What’s Going On In There?
A hernia is a tear or weakness in the abdominal wall that allows the intestines or another organ to get pinched in the gap or push outside the abdomen, usually (but not always) causing pain. A general hernia is usually located in the lower abdomen at hip level. The most common kind of hernia, the inguinal hernia, involves the inguinal canal, which runs through the front wall of the abdomen and channels blood and lymph vessels, nerves, the spermatic cord in men, and the round ligament in women from inside the body to closer to the surface. Sections of the intestine or other abdominal organs can poke through at various places along the abdominal wall at the front of the canal, as well as around the inguinal rings at the entrance and exit of the canal.
A sportsman’s, or sports hernia, which is named that because it’s more common in athletes, occurs lower, near the groin. It’s unlike a general hernia because it rarely involves protruding organs. It’s a tearing of abdominal muscle, tendon and/or fascia where it attaches to the pubic bone in the lower pelvis. Your adductors attach here as well, and if they are stronger than the abdominal muscles—as they often are if you under-train your core—they can pull down on the pubic bone, causing the tear. A sports hernia is often mistaken for a chronic groin strain.
As for a general hernia, it’s possible to confuse a hernia with an abdominal strain. If you have pain, try this test: Bear down as if you’re having a bowel movement and feel the area where it hurts. Sometimes you can feel a subtle, soft protrusion where the intestine has poked through the abdominal wall. Another signal? Abs strains get better. Hernias don’t—unless you have surgery.
Let the pros handle it. Hernias need surgical repair. If you ignore it, you could face serious complications.
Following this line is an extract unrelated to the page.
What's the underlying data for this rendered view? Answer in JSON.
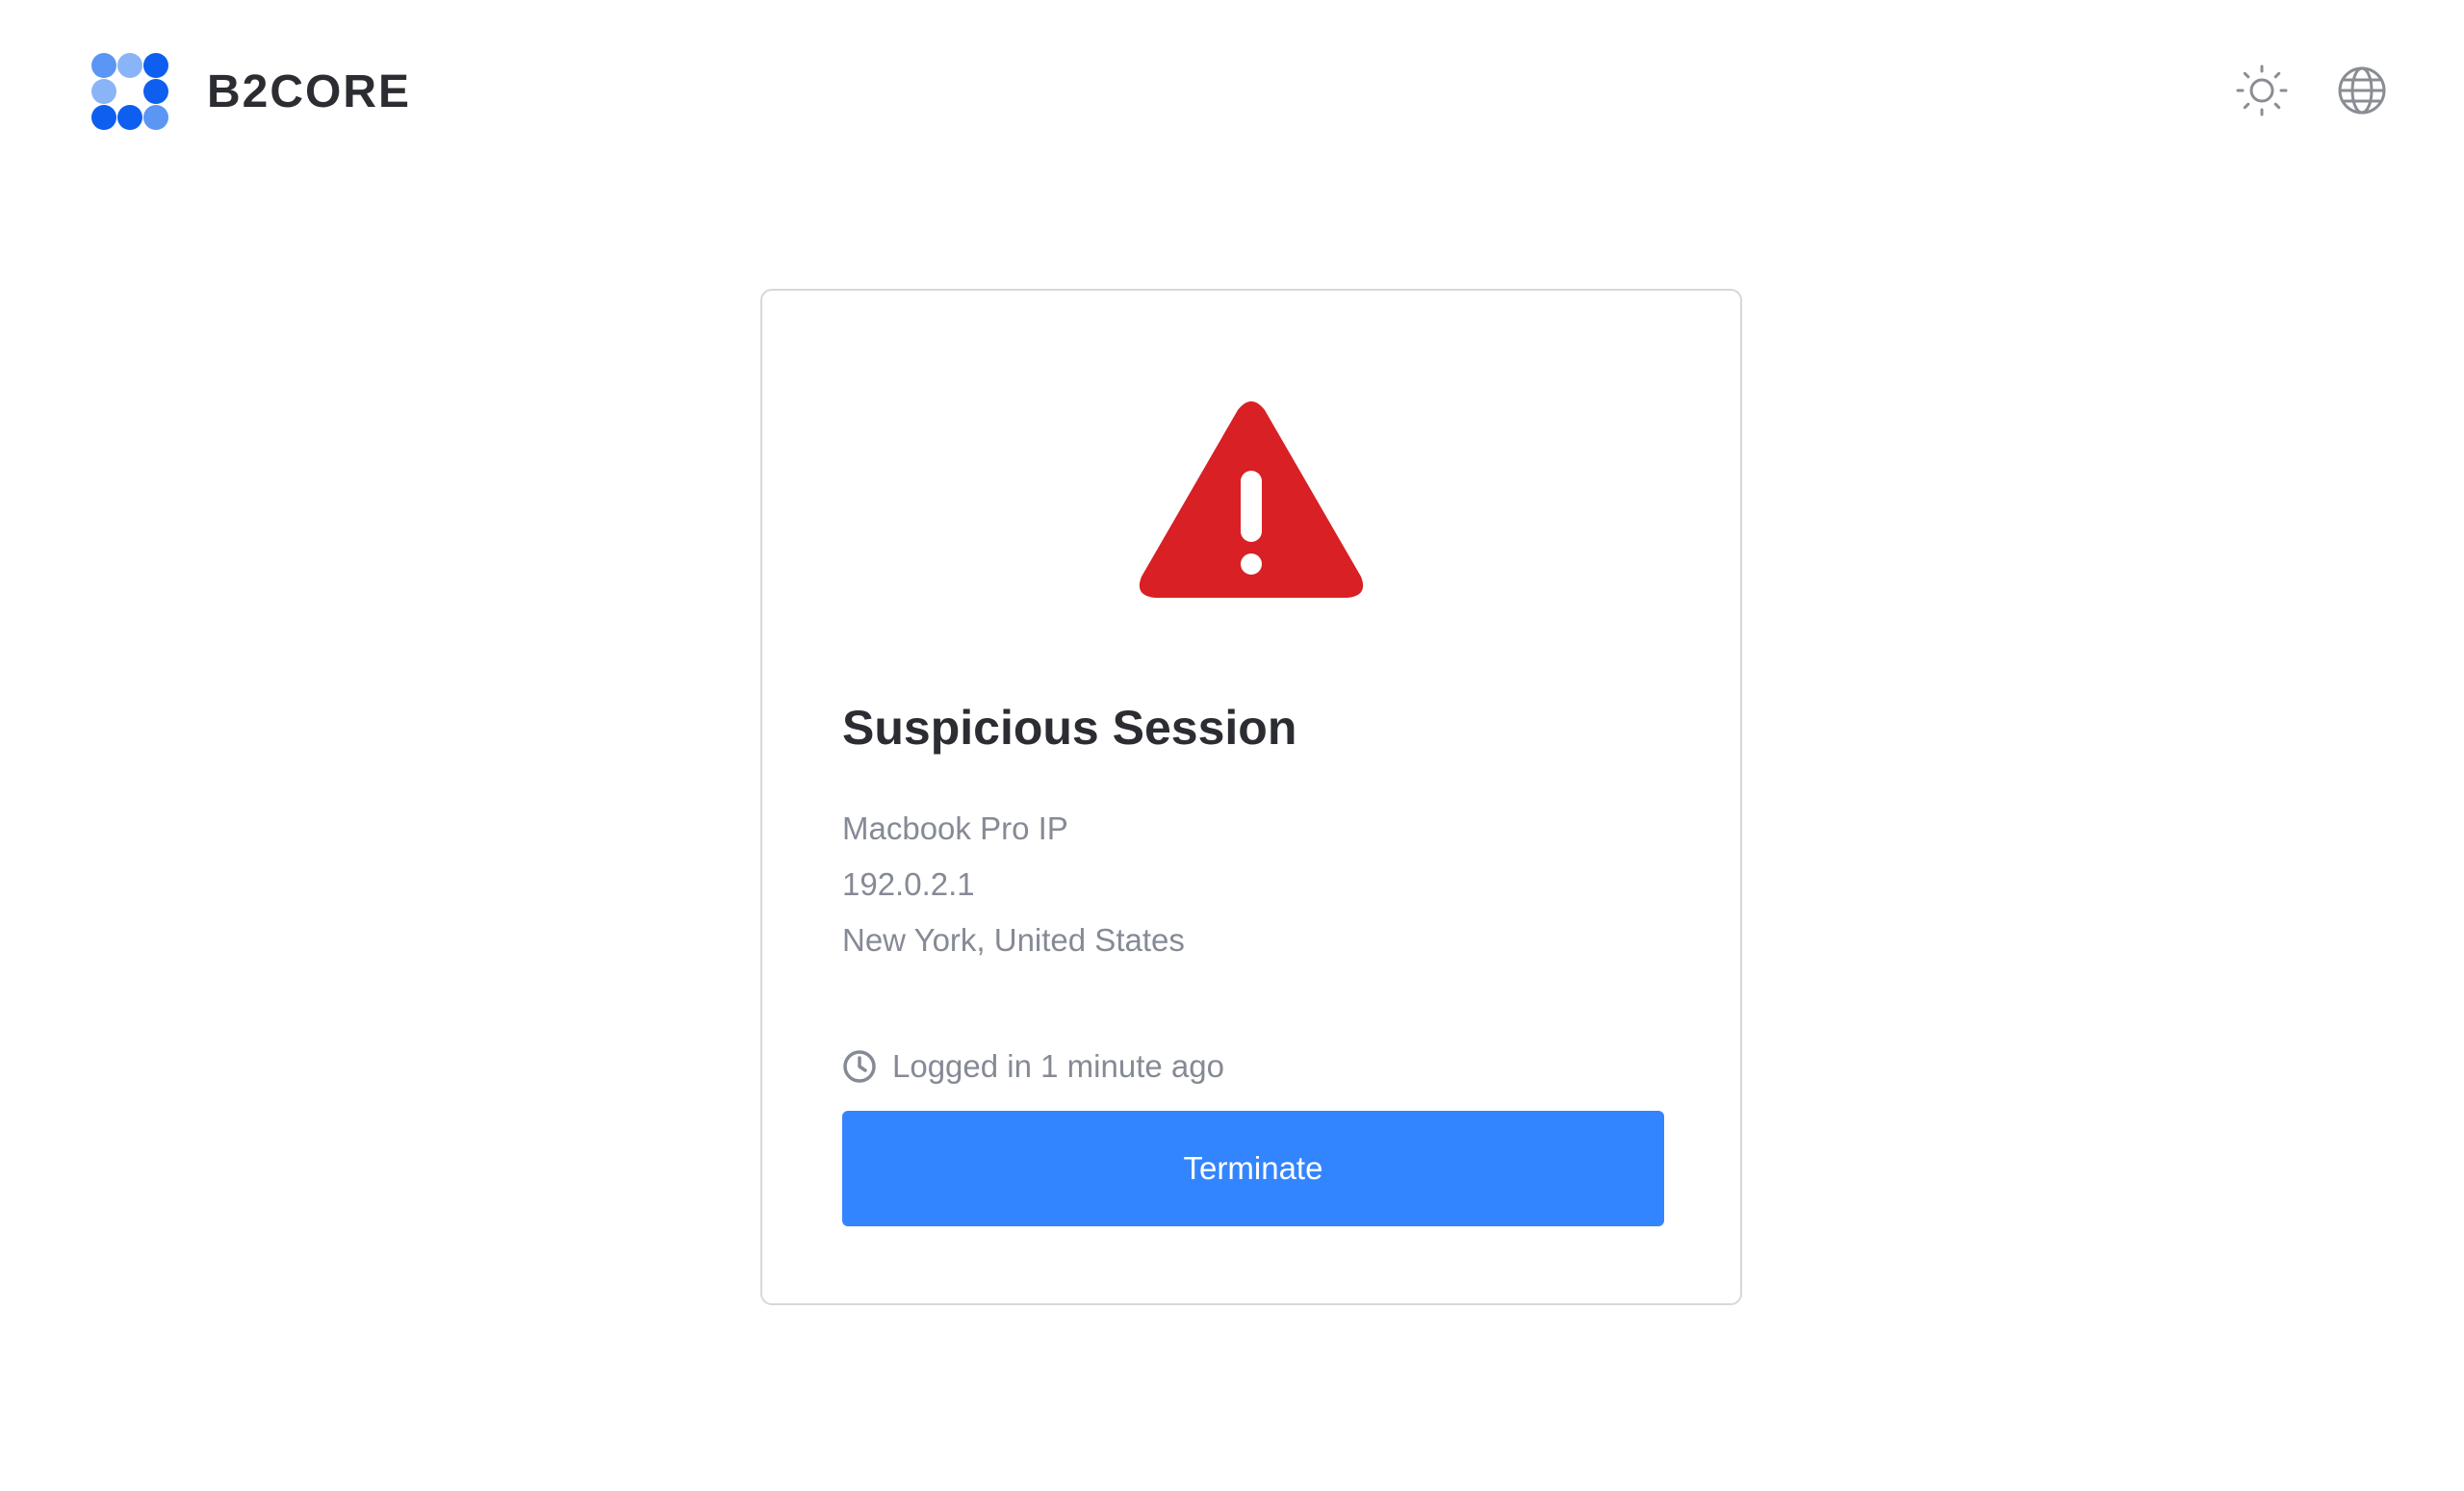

Up your core work. A strong core is the best prevention for a hernia. In fact, there’s no better reason to stay in shape—they’re most often caused by weak abs and being overweight. Planks, crunches and leg raises should be workout staples. Also, I recommend taking a Pilates class a couple times a week.
When To Call A Doctor
As soon as you suspect a hernia. This is also why doctors check for hernias during physicals. If you ignore it, you could have complications:
Strangulation. The tissue that protruded outside the abdominal wall is pinched where it emerges and loses its blood supply. The tissue dies. Then it can turn gangrenous.
Testicular damage. The spermatic cord runs through the inguinal canal, so inguinal hernias can affect the testicles. Some inguinal hernias cause scrotal swelling.
Bowel dysfunction and/or obstruction. If enough of the bowel herniates, you could have intestinal cramping and vomiting. If the bowel is completely obstructed by the pinching, your bowel movements and flatulence will stop.
Do You Need Surgery?
Yes. Both general and sports hernias require surgery. They are not complicated procedures and athletes usually have a full recovery.
New York City sports medicine specialist Jordan D. Metzl, M.D. is a 29-time marathon finisher and 10-time Ironman. His book, The Athlete’s Book of Home Remedies, has more than 1,000 tips to fix all types of injuries and medical conditions.